Most of the worlds in the Gold Road sector are inhabited by anthropomorphs - beings who are the descendents of genetic constructs. Most anthropomorphic species were engineered by adding a small amount of animal genetic material to a basic human chromosomal template. A few species (dolphins, gorillas, pandas, for example), are the result of another sort of genetic manipulation known as uplift. There are a small number of non-terrestrial intelligent species in this region of space. Most are on friendly terms with their terrestrial neighbors. The exception is the Zylithian Empire. The Zylithians bear a superficial resemblance to reptiles. There have been numerous wars between the Zylithians and the terrans over the last several centuries. There is usually some skirmishing going on along the borders of the Devildark sector at any given time.

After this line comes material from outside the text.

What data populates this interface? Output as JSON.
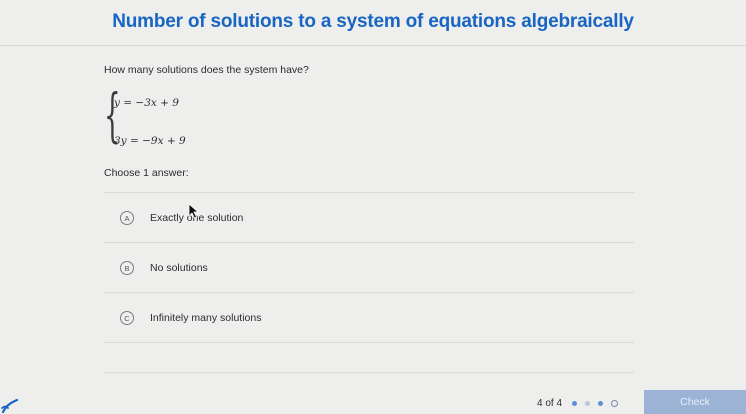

What is the social/cultural background of the universe?
Some of the planets in the sector are backwater worlds with pre-industrial societies. Others are medium-tech worlds with enough resources and manufacturing capacity to purchase higher tech goods from other worlds in vast quantities. And, of course, many are high-tech worlds with multiple space stations, an interstellar navy, and mining and manufacturing colonies throughout their star system.

The governments on the various worlds range from republics, to constitutional monarchies, to dictatorships. They include theocracies, autocracies, and democracies. The societies themselves range from oppressive to permissive. In short, all of human culture is represented somewhere among the worlds of the Gold Road.

Are there telepaths or mages in the universe?
No. There are no psychic characters or psychic races in the universe. There is also no magic. This is simply a ground rule of the universe, like a law of physics.

What are the project ships and how do they figure into stories?

Stories in the fanzine focus on the four project ships: Tai-Pan a medium-sized free merchant, Iktomé a larger merchant/pirate vessel, Quantum Lady a large luxury ship (resort city in space), and Ramanujan a training/science vessel (a small university campus in space). The four project ships ply the Gold Road, a sector on the far reaches of Known Space, approximately 300 light-years from Earth.

Virtually every story published in the fanzine either takes place aboard one of the project ships, or stars crew members from one of the project ships. Each project ship is very different. The typical crew member of the pirate ship, for example, would likely be out-of-place aboard the science vessel. Because the crew members are so different, the types of story which occur on each ship varies. See Sections 3-6 for more details.